Using long unbroken takes, Macqueen allows his two leads the breathing room to bring subtlety to their character’s story. Sam (Firth) and Tusker’s (Tucci) relationship has been built upon years of cherished time spent together, but has been irrecoverably changed by the early onset dementia that Tusker is now living with. Together they embark on a journey (both in the literal sense and emotionally) across England in their campervan, split across three distinct acts. The first, filled with the hope brought on by the start of a new adventure, the second a look back on life as it was, and the third, the closing of a book.
The film does an excellent job of making Sam and Tusker’s time together feel precious, so much so that the introduction of new faces in the midsection is almost unwelcome. Because it’s in the opening and closing chapters of the film with Sam and Tusker in solitude that we see Firth and Tucci at their best. It’s in these dialogue-driven scenes that we see Sam mourning for his partner, and Tusker growing increasingly insular, the performances here full of nuance. There’s no showiness to the depth of their connection, their love instead conveyed in sincere glances, compassionate concern and rekindling of happier memories. This isn’t a film punctuated by high drama, rather a low-key study of companionship as quaint and peaceful as the rolling British countryside that provides its setting.

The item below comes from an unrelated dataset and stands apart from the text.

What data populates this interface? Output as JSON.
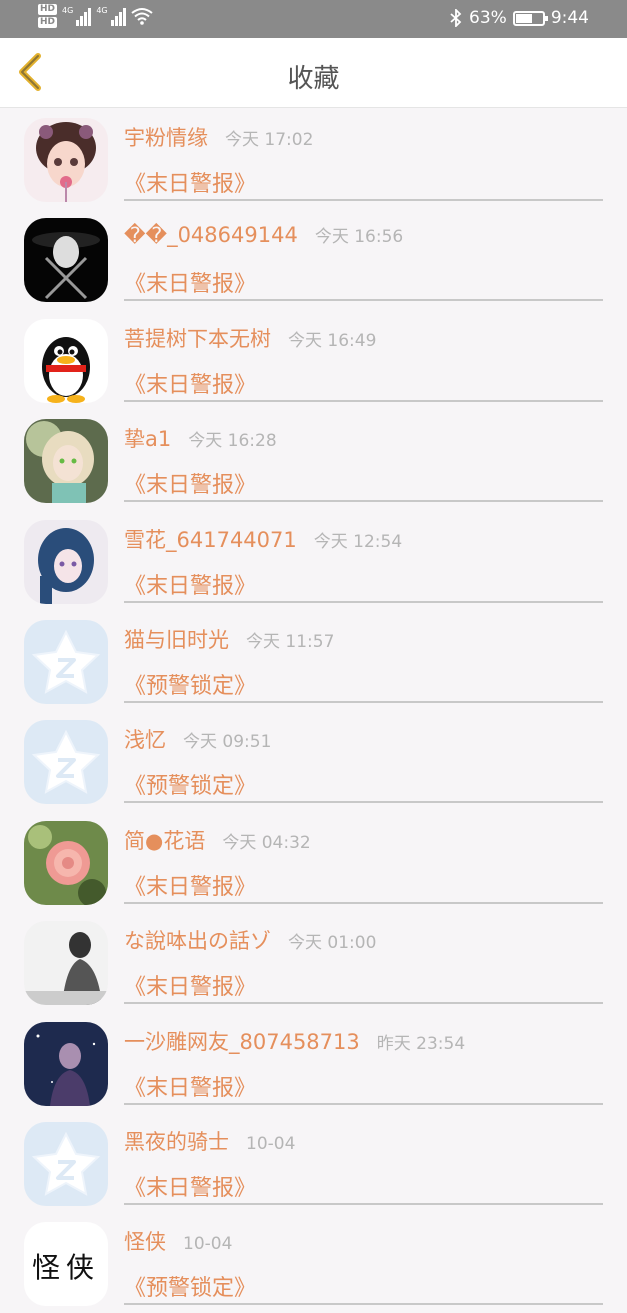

A tender relationship for a tender film.
Rating (out of 5):
Supernova was part of the programme at the BFI London Film Festival 2020.